- Automatic emergency braking with pedestrian detection
- Blind-spot warning
- Ford's highway lane-keeping system
- Automatic high-beam lighting
The package, which also includes the now-standard rear backup camera system, will eventually be standard on most or all Ford vehicles sold in North America. It'll be added over the next couple of years as models are updated, starting with the revamped 2019 Edge SUV this fall.
So what does this mean for investors?
Your humble Fool, a longtime Ford investor, can't help wishing that Ford's update had looked a little further into the future. How does Ford plan to roll out self-driving technology, or deal with new models of personal mobility that might replace car ownership for many people in America and elsewhere? We don't know -- at least not yet.
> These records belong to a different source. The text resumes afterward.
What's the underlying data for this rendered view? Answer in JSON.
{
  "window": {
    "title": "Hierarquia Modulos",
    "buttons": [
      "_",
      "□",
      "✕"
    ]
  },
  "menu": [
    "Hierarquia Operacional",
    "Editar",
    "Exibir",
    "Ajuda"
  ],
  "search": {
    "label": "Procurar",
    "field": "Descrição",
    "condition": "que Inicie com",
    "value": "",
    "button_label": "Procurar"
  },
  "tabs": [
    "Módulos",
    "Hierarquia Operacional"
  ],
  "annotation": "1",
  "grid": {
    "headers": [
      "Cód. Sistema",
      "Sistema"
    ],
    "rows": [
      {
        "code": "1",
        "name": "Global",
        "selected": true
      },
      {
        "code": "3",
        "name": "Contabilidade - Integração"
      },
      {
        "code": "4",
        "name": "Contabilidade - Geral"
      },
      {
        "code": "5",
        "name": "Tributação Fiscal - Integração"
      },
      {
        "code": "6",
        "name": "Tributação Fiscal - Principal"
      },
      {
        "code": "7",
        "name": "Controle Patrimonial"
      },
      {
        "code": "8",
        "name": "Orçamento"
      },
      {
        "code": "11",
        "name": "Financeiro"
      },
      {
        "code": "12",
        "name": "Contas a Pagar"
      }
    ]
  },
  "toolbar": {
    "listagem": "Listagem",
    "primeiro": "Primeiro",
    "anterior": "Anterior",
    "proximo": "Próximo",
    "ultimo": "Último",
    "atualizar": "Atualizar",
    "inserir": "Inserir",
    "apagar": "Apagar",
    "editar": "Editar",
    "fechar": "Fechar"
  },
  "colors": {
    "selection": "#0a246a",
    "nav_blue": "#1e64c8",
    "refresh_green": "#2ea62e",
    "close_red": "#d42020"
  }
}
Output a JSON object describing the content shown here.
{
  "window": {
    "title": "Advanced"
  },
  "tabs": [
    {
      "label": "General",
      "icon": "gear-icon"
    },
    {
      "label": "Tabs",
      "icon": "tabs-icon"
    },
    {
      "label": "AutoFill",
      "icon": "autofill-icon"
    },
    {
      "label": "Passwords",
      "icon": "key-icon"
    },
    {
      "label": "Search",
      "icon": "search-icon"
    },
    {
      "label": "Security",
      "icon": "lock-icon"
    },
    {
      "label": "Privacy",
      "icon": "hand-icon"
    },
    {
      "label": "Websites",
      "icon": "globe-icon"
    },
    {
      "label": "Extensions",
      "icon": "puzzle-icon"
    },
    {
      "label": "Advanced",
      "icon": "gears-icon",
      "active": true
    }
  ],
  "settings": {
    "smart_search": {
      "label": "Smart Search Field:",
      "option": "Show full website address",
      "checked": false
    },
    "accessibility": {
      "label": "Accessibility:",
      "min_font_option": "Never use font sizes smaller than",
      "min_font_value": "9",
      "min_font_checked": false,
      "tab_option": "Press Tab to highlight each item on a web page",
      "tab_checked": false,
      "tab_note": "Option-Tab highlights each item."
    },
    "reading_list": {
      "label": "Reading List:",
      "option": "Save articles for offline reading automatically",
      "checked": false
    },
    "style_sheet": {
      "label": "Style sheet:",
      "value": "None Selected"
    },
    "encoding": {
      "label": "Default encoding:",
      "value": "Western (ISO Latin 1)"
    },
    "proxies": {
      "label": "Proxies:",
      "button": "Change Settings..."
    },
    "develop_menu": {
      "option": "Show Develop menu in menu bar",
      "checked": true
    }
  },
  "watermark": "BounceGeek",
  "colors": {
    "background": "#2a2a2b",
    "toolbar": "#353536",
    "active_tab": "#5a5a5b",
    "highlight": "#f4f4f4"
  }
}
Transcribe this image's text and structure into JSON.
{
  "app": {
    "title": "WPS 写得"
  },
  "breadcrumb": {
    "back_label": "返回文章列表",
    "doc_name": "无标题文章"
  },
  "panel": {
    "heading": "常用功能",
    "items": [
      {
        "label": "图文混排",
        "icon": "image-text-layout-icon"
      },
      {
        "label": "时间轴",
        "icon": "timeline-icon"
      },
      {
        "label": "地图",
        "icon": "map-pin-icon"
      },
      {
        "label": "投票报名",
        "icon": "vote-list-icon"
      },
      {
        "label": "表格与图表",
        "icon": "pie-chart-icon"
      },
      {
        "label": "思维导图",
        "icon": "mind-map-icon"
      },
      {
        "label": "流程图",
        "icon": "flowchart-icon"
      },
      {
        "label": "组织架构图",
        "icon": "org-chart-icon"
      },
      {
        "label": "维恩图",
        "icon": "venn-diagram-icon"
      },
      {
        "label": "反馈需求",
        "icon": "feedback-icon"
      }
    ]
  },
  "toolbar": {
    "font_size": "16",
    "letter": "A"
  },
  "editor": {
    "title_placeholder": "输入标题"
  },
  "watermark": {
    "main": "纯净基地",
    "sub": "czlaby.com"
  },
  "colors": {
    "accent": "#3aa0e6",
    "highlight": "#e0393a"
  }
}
But Ford did address a growing concern of many investors: namely, that its product line is becoming stale. Ford has been losing ground in China, and -- aside from the F-Series pickups -- its sales in the United States haven't been great. In both cases, a big part of the explanation is Ford's aging product line.
We now know that will change, and soon. Ford said that these new products should take its "average showroom age" in the U.S. from 5.7 years to 3.3 years by 2020, which it expects to be the lowest among mass-market automakers.
Assuming that the economy doesn't slip too far, these new products should help boost Ford's sales growth and margin, and that should help draw more investors to Ford's beaten-up stock. But there's more to do -- and we're still waiting to hear from CEO Jim Hackett on what comes after 2020.